Hi, I'm Katie Glass. I'm a Portfolio Manager and Senior Investment Analyst on the High Yield Team at Federated Hermes.
Why is ESG important in high yield credit analysis?
There are really four main reasons that we think about when we add ESG analysis into our traditional fundamental credit research. First and foremost, we're using ESG as a risk mitigation tool. The high yield team is utilizing a proprietary ESG assessment to uncover potential sources of tail risk. You don't wanna have an environmental, social, or governance issue lead to a major downside surprise. So the second part of our framework is to use ESG as a management evaluation tool. For those of you who have been following along to the high yield investment strategy for years, you'd understand that we spend a lot of time talking to management teams.
We are asking ESG questions now to those teams, and it's very much tied to the idea that thoughtful consideration of ESG risks is likely indicative of thoughtful consideration of other risks in their overall business, so that's really what we're trying to uncover, is really how these management teams are dealing with all the risks in their business, and ESG risks, as well. The third thing that we're doing here with ESG integration is trying to identify some risks in the portfolio.
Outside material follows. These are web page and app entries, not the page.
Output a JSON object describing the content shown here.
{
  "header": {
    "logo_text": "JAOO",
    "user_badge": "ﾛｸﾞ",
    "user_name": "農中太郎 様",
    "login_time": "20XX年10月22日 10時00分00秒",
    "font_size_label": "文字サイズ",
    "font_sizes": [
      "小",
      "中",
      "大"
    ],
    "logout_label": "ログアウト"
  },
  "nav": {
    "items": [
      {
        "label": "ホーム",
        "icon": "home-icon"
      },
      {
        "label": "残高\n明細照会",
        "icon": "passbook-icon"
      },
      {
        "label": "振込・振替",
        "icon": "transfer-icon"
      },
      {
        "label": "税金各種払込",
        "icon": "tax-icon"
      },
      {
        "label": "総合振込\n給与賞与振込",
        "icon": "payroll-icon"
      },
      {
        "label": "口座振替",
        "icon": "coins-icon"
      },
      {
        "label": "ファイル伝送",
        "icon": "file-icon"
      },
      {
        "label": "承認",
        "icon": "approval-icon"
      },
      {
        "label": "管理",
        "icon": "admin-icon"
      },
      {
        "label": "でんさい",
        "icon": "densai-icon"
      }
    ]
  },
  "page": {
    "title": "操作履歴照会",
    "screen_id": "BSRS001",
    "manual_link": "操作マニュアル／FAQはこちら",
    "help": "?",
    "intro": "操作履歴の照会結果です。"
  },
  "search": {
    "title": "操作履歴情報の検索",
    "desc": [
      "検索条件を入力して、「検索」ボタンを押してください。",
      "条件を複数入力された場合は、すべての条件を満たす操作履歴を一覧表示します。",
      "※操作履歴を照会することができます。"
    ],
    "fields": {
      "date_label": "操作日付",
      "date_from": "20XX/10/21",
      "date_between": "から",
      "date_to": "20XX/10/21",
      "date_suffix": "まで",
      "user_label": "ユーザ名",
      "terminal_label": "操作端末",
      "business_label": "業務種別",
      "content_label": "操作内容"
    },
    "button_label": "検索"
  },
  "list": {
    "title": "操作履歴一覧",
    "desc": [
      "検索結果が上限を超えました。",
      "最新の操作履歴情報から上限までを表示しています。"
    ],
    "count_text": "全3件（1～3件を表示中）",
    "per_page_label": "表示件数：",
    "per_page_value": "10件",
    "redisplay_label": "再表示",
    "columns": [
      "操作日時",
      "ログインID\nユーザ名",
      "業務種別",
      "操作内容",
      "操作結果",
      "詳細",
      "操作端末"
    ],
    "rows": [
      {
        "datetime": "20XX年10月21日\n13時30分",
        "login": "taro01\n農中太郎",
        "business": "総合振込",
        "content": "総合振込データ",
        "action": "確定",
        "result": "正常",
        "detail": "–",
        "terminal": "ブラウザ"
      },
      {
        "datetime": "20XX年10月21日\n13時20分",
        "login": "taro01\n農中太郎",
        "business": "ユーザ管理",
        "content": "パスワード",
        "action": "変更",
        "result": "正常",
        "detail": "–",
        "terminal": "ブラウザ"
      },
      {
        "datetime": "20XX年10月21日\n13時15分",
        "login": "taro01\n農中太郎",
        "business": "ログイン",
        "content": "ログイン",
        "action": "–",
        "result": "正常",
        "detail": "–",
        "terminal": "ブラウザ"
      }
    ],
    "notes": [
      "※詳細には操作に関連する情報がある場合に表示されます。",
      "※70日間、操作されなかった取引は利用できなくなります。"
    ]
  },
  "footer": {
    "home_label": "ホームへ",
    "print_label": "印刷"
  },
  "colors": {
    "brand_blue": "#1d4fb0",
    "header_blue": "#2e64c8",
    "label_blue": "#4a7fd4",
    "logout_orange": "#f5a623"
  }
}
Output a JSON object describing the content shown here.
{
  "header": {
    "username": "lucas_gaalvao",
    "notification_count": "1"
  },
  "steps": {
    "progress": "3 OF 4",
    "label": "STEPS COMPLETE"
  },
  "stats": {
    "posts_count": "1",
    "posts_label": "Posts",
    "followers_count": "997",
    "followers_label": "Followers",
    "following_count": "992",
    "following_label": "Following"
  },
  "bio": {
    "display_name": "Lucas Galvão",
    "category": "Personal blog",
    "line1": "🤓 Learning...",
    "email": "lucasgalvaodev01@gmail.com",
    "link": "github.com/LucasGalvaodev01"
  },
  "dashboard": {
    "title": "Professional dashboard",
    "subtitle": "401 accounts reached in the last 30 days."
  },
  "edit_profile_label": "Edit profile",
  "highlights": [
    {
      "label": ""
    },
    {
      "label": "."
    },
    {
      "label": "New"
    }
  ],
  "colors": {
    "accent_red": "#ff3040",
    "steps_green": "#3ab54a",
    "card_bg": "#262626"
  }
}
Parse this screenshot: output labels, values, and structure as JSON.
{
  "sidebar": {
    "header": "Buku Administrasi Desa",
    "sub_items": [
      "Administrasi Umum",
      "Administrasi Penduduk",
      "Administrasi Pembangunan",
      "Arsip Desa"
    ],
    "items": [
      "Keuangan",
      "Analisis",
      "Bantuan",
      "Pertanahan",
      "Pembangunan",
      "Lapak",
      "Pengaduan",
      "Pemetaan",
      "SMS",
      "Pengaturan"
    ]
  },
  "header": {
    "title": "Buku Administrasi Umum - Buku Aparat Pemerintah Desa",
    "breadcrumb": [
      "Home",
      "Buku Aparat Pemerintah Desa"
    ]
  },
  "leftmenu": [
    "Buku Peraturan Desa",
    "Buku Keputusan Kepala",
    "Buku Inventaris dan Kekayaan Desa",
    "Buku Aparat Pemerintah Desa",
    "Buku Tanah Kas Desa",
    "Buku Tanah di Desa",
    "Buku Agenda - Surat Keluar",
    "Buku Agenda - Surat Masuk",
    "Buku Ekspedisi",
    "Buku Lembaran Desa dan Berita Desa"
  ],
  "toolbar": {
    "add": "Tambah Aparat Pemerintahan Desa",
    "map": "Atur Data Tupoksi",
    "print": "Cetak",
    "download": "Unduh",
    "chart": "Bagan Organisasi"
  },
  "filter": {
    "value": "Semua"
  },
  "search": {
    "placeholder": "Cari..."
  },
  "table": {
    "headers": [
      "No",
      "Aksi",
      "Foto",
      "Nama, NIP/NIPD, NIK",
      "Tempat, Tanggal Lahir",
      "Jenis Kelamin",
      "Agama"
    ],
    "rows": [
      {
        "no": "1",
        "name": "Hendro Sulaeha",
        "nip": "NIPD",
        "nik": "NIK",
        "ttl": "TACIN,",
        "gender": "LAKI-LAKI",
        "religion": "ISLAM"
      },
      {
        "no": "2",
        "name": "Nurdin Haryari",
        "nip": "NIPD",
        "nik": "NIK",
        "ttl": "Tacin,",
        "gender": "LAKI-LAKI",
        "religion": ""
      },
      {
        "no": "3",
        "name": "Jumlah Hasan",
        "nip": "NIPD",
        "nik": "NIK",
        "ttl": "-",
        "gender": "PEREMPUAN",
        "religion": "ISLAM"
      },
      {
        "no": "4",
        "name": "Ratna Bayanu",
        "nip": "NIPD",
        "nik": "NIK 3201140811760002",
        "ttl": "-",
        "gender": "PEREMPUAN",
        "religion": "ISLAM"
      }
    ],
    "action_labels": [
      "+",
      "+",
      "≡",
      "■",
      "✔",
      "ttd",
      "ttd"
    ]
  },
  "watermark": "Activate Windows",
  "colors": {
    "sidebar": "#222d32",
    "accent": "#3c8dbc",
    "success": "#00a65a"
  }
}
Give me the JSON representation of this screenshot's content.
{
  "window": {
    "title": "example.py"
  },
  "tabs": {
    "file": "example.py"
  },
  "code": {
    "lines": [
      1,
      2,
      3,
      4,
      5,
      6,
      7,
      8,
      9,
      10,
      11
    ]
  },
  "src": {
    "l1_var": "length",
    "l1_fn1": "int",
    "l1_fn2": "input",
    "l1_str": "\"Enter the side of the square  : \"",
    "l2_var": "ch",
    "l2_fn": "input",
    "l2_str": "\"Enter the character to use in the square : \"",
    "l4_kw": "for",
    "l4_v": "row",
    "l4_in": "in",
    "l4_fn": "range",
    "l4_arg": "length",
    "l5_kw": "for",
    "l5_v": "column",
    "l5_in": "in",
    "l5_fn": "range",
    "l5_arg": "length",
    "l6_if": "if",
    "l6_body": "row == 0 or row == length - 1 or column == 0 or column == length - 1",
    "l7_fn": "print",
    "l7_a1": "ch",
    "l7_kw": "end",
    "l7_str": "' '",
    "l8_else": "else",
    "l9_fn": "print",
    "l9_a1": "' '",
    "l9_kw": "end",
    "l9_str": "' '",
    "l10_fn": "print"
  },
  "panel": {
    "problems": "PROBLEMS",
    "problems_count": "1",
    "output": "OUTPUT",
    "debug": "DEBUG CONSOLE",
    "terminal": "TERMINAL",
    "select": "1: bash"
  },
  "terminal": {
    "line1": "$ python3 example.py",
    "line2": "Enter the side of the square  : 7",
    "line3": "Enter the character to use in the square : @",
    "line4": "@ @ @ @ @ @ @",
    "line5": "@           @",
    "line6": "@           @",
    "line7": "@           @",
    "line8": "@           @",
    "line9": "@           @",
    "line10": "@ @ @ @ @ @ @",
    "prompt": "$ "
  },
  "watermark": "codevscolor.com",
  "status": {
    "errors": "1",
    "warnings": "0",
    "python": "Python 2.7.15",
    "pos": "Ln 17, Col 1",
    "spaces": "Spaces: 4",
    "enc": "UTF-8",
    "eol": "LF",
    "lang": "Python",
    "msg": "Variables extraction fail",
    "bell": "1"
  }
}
We are using ESG as a valuation indicator. We are utilizing our proprietary effective spread analysis to identify companies that have poor ESG practices that may not be reflected in their bond valuation.
At the end of the day, the goal is, really, to identify companies that have high ESG risks, and low credit spreads, so while we would be the first to acknowledge that ESG risks can be present in bonds at all spread levels, the probability of that big surprise that could cause substantial widening of credit spreads is much more likely to impact bonds in our low effective spread category, so the key question that we're asking day in and day out is are you being fairly compensated for ESG risk? The final reason that we believe ESG can be helpful in high yield analysis is using ESG, specifically governance, as a link to debtholder stewardship, so in addition to those environmental, social, and governance consideration, the high yield team is asking ourselves about how companies are dealing with their debtholders. This is essentially adding another pillar to the analysis, so if you think about traditional three pillar environmental, social, and governance, we're now adding debtholder stewardship in there because traditional ESG analysis tends to be more shareholder oriented. Given the complex capital structures that high yield companies have, and the potential for management to try to, perhaps, even circumvent covenants, or avoid some investor protections, we really wanna understand how companies are going to balance the needs of debtholders and shareholders, and use that as a very important analysis tool. At the end of the day, we believe that debtholder stewardship is a particularly relevant tool that we're going to bring into the ESG analysis that we're doing for our portfolio of companies.
Disclosure: Views are as of April 21, 2020 and are subject to change based on market conditions and other factors. These views should not be construed as a recommendation for any specific security or sector. Bond prices are sensitive to changes in interest rates, and a rise in interest rates can cause a decline in their prices. High-yield, lower-rated securities generally entail greater market, credit/default and liquidity risk and may be more volatile than investment-grade securities. For example, their prices are more volatile, economic downturns and financial setbacks may affect their prices more negatively, and their trading market may be more limited. There is no guarantee that considering environmental, social and governance (ESG) factors will be a successful investment approach. Federated Investment Management Company 20-30170 (4/20)